Unabashed power. Pinpoint precision. Deadly accuracy. Again, 'Pirates of the Caribbean' earns its highest marks in the ears rather than the eyes.
The bonus DVD in this set does not seem to have the Audio Commentary on it, despite information online stating it should. For the time being, said extra will be in this section, though if information confirming it is not found on the DVD arises, it will be moved to the Exclusives section of extras.
Viewing this film a second time in two days most certainly didn't make me "get" anything I missed the first time around, and there wasn't any moment that suddenly made more sense knowing what was to come. Actually, this second viewing became a bit of a chore, since the film was even more boring this time around. That said, I wonder how much replay value this title will have; I know around this household, the only film in the series that gets regular play is 'Curse of the Black Pearl,' so this may end up as shelf filler.

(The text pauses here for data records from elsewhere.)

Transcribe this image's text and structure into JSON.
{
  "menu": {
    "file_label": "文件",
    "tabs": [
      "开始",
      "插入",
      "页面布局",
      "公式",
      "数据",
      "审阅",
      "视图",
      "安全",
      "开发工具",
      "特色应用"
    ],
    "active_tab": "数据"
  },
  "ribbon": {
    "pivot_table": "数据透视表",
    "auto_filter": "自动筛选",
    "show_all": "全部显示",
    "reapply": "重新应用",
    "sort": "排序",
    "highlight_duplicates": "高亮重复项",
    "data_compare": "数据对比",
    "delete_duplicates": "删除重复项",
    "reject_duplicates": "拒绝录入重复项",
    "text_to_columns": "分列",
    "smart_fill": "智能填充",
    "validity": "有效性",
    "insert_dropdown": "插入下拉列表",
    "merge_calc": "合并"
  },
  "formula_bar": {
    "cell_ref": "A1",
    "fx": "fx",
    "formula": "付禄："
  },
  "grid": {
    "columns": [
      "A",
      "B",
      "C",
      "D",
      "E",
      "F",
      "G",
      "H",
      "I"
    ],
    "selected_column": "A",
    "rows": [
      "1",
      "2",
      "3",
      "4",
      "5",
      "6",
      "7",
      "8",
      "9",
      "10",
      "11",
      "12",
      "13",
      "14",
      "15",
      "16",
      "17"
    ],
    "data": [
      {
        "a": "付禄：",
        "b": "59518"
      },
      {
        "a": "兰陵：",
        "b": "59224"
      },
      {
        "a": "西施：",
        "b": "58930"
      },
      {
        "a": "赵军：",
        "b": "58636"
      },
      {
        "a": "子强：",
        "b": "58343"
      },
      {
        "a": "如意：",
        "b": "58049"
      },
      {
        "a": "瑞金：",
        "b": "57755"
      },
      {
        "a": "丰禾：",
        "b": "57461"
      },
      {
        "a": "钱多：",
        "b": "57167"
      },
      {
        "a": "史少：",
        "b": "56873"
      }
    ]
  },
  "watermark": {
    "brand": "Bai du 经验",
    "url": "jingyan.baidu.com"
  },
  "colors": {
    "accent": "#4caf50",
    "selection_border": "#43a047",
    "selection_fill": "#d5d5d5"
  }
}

The Blu-ray 3D release isn't quite as visually stunning as the 2D edition, but an exclusive disc of extras helps justify the price increase. Is it fair to force viewers to buy a 3D version, when they don't even have 3D, just to get extras? I don't think so. Would it have been so hard to put the BD25 disc in with the Blu-ray and make it a three disc set, or even just jettison the DVD? Not really. Ah well. The price is right on this release, and the inclusion of the superior 2D disc makes this set a solid release all around. In a year, ask me if this title has been renamed 'On Dusty Shelves,' or if I ever got the nerve to watch it a third time...
Portions of this review also appear in our coverage of Dunkirk on Blu-ray. This post features unique Vital Disc Stats, Video, and Final Thoughts sections.